• _Try it_:
Only the number is needed: the count of lines in the records with the word "arrow".

(Dataset rows for apps and sites)
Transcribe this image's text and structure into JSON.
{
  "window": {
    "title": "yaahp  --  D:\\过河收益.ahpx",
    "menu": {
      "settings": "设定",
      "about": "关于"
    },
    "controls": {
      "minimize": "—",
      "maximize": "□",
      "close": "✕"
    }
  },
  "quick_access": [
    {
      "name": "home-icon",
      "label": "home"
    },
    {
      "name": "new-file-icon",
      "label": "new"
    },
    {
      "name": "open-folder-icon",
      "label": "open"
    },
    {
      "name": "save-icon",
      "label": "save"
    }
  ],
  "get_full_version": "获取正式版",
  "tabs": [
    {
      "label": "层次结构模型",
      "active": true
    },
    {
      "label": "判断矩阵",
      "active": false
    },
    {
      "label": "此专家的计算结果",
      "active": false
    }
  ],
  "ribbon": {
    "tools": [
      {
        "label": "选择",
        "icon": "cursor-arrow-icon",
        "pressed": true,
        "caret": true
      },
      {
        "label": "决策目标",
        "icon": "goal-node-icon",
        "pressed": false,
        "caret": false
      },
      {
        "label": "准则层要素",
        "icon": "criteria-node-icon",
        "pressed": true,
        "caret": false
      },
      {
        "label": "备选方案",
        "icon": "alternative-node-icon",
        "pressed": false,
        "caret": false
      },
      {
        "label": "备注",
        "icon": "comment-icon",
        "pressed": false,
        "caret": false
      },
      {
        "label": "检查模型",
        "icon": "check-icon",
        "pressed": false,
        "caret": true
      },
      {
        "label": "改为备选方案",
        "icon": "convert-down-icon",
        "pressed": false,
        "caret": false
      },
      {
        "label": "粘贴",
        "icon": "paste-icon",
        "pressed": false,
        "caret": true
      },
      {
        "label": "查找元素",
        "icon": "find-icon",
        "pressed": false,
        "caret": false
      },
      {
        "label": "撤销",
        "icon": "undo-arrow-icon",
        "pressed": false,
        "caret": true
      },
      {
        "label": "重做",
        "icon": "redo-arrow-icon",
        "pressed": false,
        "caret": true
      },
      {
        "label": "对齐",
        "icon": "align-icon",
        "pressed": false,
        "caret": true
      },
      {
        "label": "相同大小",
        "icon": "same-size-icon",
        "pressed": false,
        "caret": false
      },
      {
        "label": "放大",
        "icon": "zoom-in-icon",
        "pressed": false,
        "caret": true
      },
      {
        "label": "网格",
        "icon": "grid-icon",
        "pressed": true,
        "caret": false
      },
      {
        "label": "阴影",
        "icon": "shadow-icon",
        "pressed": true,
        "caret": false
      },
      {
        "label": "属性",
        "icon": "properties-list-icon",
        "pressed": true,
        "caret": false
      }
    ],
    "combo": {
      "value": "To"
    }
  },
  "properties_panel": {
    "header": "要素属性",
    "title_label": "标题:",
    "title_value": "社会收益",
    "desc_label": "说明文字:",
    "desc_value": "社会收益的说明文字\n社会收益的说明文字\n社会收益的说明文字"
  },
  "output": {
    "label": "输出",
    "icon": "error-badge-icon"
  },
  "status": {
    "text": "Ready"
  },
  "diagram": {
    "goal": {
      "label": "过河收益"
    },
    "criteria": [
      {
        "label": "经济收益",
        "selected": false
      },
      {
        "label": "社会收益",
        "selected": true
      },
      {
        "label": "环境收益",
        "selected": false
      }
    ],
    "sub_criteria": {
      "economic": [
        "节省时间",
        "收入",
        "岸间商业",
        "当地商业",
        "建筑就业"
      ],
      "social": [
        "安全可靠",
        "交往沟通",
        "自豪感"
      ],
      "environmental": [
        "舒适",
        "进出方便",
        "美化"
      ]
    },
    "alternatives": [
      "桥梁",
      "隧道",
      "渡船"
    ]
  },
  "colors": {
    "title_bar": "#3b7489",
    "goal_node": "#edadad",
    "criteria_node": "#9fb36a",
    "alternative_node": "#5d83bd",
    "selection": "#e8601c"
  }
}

• _Your solution_:
3